Directions for this task: Write out every record below exactly as it appears, omitting the pictures.

[Start of Attachment]

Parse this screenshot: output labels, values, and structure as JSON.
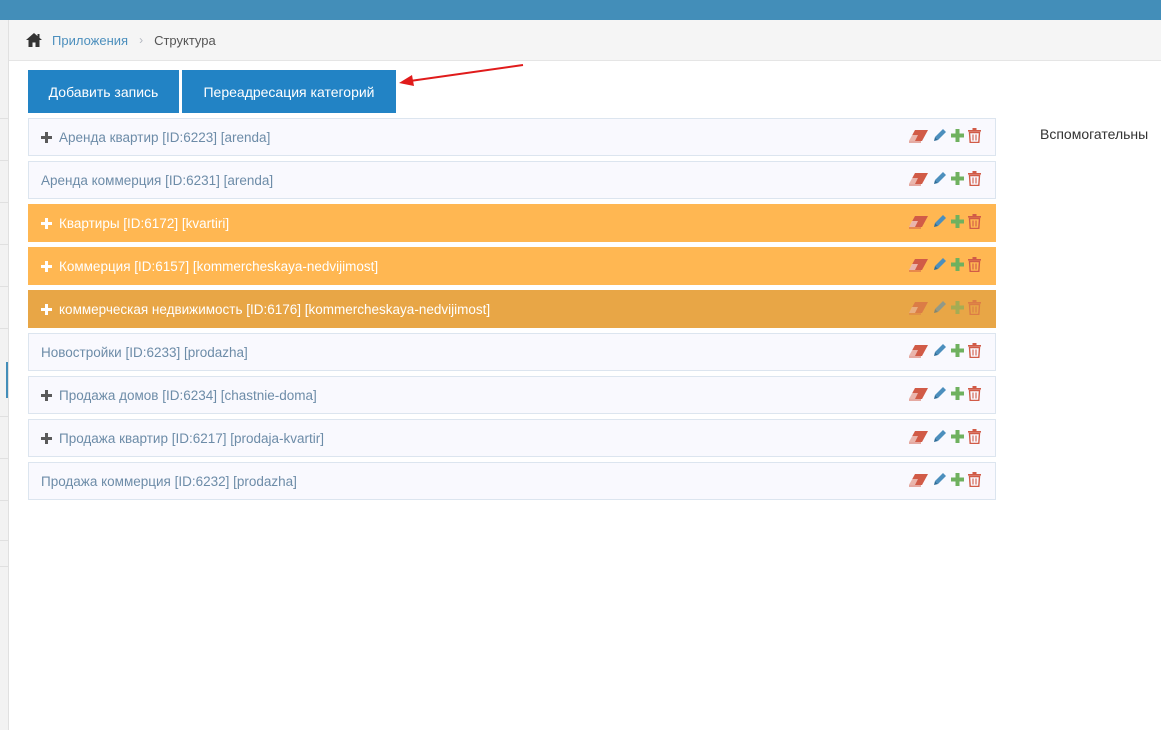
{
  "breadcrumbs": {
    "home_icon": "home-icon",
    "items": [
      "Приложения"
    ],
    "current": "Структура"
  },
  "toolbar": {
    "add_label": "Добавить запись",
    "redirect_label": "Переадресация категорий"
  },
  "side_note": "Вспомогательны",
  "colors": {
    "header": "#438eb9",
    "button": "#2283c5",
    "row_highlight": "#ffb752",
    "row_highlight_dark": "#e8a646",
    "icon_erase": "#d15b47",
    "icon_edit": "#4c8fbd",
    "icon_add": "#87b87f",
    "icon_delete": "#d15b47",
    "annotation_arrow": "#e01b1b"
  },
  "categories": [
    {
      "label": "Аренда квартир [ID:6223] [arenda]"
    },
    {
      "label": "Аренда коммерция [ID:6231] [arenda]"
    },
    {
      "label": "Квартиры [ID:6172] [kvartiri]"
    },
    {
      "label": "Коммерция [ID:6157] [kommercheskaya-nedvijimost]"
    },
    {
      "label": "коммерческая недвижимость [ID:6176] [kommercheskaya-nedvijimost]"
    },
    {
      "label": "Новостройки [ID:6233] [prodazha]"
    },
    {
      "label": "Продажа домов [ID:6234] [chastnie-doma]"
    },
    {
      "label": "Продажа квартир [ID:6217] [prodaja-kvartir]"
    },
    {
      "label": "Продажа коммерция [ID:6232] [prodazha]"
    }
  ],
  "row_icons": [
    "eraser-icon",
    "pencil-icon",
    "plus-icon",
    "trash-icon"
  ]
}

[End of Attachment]

Answer for this exercise:
Parse this screenshot: output labels, values, and structure as JSON.
{
  "breadcrumbs": {
    "home_icon": "home-icon",
    "items": [
      "Приложения"
    ],
    "current": "Структура"
  },
  "toolbar": {
    "add_label": "Добавить запись",
    "redirect_label": "Переадресация категорий"
  },
  "side_note": "Вспомогательны",
  "colors": {
    "header": "#438eb9",
    "button": "#2283c5",
    "row_highlight": "#ffb752",
    "row_highlight_dark": "#e8a646",
    "icon_erase": "#d15b47",
    "icon_edit": "#4c8fbd",
    "icon_add": "#87b87f",
    "icon_delete": "#d15b47",
    "annotation_arrow": "#e01b1b"
  },
  "categories": [
    {
      "label": "Аренда квартир [ID:6223] [arenda]"
    },
    {
      "label": "Аренда коммерция [ID:6231] [arenda]"
    },
    {
      "label": "Квартиры [ID:6172] [kvartiri]"
    },
    {
      "label": "Коммерция [ID:6157] [kommercheskaya-nedvijimost]"
    },
    {
      "label": "коммерческая недвижимость [ID:6176] [kommercheskaya-nedvijimost]"
    },
    {
      "label": "Новостройки [ID:6233] [prodazha]"
    },
    {
      "label": "Продажа домов [ID:6234] [chastnie-doma]"
    },
    {
      "label": "Продажа квартир [ID:6217] [prodaja-kvartir]"
    },
    {
      "label": "Продажа коммерция [ID:6232] [prodazha]"
    }
  ],
  "row_icons": [
    "eraser-icon",
    "pencil-icon",
    "plus-icon",
    "trash-icon"
  ]
}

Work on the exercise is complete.